#### [EXERCISE]
Which of the lines in the records below hold the string "Windows"? Copy every one of them.

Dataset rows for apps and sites
┏━━

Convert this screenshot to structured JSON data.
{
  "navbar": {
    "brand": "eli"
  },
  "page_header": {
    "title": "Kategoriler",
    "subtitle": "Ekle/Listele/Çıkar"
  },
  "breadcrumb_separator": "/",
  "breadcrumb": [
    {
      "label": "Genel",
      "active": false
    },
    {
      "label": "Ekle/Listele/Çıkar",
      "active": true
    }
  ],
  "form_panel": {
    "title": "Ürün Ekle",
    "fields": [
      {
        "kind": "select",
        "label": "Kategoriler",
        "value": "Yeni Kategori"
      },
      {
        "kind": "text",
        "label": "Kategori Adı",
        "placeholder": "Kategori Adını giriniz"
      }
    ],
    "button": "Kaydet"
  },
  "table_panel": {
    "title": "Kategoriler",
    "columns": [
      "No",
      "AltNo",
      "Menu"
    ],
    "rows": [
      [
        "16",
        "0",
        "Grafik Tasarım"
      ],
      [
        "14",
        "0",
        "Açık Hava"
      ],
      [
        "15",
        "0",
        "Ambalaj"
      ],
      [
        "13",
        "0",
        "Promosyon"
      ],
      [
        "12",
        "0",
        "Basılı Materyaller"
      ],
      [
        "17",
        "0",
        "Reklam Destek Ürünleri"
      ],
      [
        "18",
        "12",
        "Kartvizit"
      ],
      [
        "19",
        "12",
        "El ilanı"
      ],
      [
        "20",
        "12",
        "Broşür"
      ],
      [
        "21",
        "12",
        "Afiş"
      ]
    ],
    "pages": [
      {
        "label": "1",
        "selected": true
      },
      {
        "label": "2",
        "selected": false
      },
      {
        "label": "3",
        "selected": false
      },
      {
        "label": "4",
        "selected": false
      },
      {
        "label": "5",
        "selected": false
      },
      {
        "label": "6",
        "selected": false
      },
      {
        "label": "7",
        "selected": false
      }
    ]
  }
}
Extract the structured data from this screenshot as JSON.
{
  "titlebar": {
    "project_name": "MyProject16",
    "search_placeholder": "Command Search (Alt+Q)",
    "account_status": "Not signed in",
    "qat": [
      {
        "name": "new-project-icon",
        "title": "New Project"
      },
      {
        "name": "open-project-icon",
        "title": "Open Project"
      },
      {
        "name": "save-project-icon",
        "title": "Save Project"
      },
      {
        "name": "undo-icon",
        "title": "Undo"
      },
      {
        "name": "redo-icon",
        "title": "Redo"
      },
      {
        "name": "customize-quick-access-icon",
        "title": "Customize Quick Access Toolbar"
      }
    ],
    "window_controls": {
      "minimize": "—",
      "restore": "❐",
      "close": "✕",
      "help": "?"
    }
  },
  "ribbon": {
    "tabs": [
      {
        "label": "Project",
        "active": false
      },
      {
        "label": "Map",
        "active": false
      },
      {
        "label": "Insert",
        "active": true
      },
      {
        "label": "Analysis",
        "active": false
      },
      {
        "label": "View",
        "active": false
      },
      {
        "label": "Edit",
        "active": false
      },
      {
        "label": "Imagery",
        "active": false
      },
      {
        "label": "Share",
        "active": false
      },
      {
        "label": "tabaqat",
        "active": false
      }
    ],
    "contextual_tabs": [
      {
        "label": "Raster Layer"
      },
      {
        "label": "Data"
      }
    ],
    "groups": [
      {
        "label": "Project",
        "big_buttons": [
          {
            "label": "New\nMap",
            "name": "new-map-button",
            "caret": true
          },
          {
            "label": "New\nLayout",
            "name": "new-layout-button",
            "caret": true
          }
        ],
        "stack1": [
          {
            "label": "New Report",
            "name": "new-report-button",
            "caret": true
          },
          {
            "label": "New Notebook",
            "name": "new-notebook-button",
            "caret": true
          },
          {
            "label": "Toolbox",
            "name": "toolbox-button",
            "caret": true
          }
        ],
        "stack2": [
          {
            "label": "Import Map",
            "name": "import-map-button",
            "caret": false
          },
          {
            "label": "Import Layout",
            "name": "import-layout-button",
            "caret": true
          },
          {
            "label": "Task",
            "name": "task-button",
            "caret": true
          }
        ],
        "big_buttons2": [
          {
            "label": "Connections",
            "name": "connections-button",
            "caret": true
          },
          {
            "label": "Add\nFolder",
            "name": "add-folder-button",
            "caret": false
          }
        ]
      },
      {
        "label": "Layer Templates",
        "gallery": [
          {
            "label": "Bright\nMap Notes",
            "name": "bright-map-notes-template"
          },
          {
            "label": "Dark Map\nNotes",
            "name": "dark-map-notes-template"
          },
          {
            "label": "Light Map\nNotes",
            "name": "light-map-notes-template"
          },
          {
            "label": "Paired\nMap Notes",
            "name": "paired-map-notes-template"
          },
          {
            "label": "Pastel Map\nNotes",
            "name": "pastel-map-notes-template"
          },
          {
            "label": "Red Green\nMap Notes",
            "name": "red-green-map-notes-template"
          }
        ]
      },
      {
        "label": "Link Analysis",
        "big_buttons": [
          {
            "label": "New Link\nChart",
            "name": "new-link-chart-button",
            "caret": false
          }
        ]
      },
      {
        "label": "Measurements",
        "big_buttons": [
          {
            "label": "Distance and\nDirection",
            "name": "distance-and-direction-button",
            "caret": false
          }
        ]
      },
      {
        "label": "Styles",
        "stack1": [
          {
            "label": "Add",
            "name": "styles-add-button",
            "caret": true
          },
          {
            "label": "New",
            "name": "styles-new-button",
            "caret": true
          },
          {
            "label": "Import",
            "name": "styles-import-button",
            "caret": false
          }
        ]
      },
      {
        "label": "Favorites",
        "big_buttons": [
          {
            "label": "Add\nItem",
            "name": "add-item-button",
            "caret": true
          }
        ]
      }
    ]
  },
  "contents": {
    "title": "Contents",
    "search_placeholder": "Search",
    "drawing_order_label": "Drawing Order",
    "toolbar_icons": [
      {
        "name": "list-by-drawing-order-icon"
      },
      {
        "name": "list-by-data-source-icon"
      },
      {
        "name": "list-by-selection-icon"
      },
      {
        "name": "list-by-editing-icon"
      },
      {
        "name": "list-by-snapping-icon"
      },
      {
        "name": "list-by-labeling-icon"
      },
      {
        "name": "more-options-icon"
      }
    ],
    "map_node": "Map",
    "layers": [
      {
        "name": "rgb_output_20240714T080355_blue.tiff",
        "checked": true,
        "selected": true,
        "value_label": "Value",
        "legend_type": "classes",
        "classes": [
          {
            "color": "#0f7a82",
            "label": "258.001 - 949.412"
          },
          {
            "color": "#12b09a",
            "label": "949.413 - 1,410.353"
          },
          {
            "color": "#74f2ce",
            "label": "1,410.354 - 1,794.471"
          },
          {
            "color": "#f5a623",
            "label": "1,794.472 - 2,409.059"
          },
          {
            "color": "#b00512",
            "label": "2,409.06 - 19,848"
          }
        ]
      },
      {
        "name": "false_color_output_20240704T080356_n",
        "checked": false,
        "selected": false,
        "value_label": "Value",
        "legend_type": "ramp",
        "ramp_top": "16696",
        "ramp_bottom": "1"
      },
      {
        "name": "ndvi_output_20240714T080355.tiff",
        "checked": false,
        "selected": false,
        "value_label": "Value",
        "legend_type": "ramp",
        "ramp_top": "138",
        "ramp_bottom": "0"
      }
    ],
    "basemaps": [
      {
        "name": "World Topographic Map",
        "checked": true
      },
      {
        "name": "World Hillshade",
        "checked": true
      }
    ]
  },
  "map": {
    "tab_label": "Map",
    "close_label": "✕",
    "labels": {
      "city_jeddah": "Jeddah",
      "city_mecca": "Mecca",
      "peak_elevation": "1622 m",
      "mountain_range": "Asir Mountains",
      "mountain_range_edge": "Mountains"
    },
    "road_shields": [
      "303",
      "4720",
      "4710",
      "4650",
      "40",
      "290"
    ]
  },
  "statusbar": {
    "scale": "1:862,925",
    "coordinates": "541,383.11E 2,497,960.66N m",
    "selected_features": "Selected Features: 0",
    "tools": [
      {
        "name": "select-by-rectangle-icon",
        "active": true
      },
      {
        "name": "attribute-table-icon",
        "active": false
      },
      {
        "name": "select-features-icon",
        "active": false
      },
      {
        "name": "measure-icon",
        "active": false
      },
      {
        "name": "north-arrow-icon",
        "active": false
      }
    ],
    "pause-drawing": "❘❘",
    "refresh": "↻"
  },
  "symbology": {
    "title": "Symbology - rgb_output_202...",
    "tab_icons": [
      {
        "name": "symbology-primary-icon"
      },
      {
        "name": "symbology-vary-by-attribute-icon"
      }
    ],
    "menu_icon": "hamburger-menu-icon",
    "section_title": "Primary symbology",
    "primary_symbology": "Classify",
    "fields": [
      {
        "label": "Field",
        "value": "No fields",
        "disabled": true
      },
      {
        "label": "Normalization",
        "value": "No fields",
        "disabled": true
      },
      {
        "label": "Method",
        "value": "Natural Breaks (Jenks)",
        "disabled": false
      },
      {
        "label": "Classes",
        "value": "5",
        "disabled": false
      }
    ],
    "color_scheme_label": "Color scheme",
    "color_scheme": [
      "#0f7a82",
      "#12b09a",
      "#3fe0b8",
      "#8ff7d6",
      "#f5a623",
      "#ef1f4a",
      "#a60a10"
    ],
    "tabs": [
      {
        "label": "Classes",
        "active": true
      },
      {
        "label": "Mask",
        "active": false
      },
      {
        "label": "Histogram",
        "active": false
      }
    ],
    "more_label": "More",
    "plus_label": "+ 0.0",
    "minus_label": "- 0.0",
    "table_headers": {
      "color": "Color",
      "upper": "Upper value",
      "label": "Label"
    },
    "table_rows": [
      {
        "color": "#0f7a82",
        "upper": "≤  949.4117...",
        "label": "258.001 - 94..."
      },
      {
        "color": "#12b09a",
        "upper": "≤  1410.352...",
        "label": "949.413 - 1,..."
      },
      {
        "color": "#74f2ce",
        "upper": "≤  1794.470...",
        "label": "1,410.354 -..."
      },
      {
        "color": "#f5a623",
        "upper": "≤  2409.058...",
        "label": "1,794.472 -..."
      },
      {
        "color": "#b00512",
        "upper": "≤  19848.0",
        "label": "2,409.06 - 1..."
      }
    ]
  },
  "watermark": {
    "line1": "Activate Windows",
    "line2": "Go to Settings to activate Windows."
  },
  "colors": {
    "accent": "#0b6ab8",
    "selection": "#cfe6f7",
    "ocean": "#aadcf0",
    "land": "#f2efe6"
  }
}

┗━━

#### [SOLUTION]
    "line1": "Activate Windows",
    "line2": "Go to Settings to activate Windows."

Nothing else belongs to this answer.